CDTD’S Commitment to Counter Trafficking In Persons
What is Human Trafficking?
Article 3, paragraph (a) of the UN Protocol to Prevent, Suppress and Punish Trafficking in Persons defines Trafficking in Persons as the recruitment, transportation, transfer, harbouring or receipt of persons, by means of the threat or use of force or other forms of coercion, of abduction, of fraud, of deception, of the abuse of power or of a position of vulnerability or of the giving or receiving of payments or benefits to achieve the consent of a person having control over another person, for the purpose of exploitation. Exploitation shall include, at a minimum, the exploitation of the prostitution of others or other forms of sexual exploitation, forced labour or services, slavery or practices similar to slavery, servitude or the removal of organs.
What is the issue ?
According to The US Department of State report on Trafficking in Persons 2015; Kenya has been identified as a source, transit and destination country for men,women and children.Children from poor families are illegally taken away from their home with a promise of a better life in the cities and neighbouring countries.Victims are exploited by their captors to provide free labour and sex. Most of the victims undergo multiple exploitations.Unfortunately there is very little help available to enable victims heal from their traumatic experiences and reintegrate into society.
CDTD provides direct assistance (shelter and related services) to local and cross border victims of human trafficking. This enhances the victims’ protection, safety, rehabilitation and social reintegration. Through community advocacy, the problem is dealt with from the root as different stakeholders unite to fight the vice. Also, economic empowernment is provided to poor households of the victims thereby reducing the incidence of re-trafficking and re-victimization. The long term impact of this program will decrease vulnerability to trafficking for communities sensitized and increase referrals for victims to available assistance. Rehabilitated victims will gain self-esteem and confidence to talk about their plight to potential victims. Those reintegrated will become productive members of their communities and become agents of change. Finally, the Project will stimulate government action on prosecution of perpetrators and enhance justice for victims.

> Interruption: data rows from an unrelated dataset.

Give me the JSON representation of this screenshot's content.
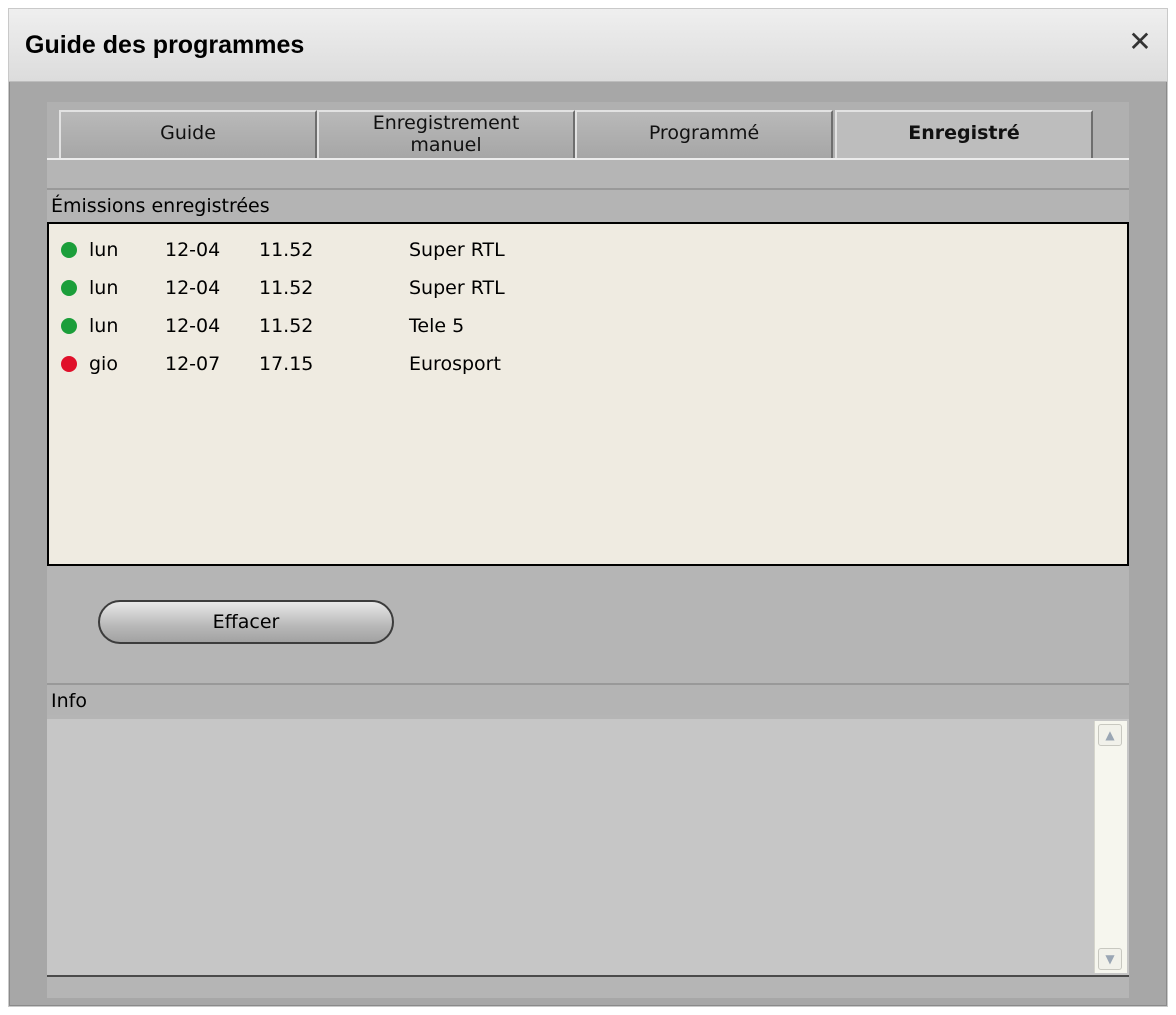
{
  "window": {
    "title": "Guide des programmes"
  },
  "tabs": [
    {
      "label": "Guide"
    },
    {
      "label": "Enregistrement manuel"
    },
    {
      "label": "Programmé"
    },
    {
      "label": "Enregistré"
    }
  ],
  "recordings": {
    "header": "Émissions enregistrées",
    "rows": [
      {
        "status": "green",
        "day": "lun",
        "date": "12-04",
        "time": "11.52",
        "channel": "Super RTL"
      },
      {
        "status": "green",
        "day": "lun",
        "date": "12-04",
        "time": "11.52",
        "channel": "Super RTL"
      },
      {
        "status": "green",
        "day": "lun",
        "date": "12-04",
        "time": "11.52",
        "channel": "Tele 5"
      },
      {
        "status": "red",
        "day": "gio",
        "date": "12-07",
        "time": "17.15",
        "channel": "Eurosport"
      }
    ]
  },
  "actions": {
    "delete_label": "Effacer"
  },
  "info": {
    "header": "Info"
  },
  "colors": {
    "status_green": "#1b9e3a",
    "status_red": "#e0102a",
    "active_tab": "Enregistré"
  },
  "icons": {
    "close": "close-icon",
    "scroll_up": "chevron-up-icon",
    "scroll_down": "chevron-down-icon"
  }
}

In September 2008 the International Organization for migration (IOM) and Centre for Domestic Training and Development (CDTD) entered into a partnership for the implementation of a project called
phase 2 of the Counter Human Trafficking in Kenya through Capacity Building, Awareness Raising and Assistance to Victims.
Under this partnership CDTD was mandated to provide comprehensive assistance to trafficked persons. Victim assistance was conducted within a broader programme of domestic workers which uses empowerment, awareness, self-dignity,self- determinism and goal setting as themes of transformation. By 2010 sixteen (16) victims of trafficking had be assisted and reintegrated successfully. Following the success of this project, CDTD has continued working in partnership with IOM for the successful rehabilitation and reintegration of Victims of Trafficking from Kenya and Abroad. In 2011 CDTD was appointed by IOM as a member of the taskforce for the development of guidelines for victim assistance of Human Trafficking in the East Africa Region. The guidelines can be accessed through the link: http://publications.iom.int/system/files/pdf/guidelinesforassistingvictims_en_a5.pdf
Currently CDTD is a member of a consortium that is working towards the elimination of urban child trafficking in Kenya. In July 2014 CDTD partnered with ANPPCAN Regional office and Childline Kenya to form a consortium for the implementation of a project titled “Contributing to the elimination of urban child trafficking in Kenya”. The project is being implemented under the technical support and funding from terre des homes. Consortium partners are made up of ANPPCAN Regional (Lead), Centre for Domestic Training and Development (CDTD) and Childline Kenya (CLK). The project is targeting 400 children drawn from a geographical coverage of Mathare and Mukuru informal settlements in Nairobi. Target beneficiaries include children in trafficking and those at risk of trafficking.
Services to children will include; rescue where necessary, psycho social support, Interim care, family reunion, vocational skills training, return to school and economic support to households among others.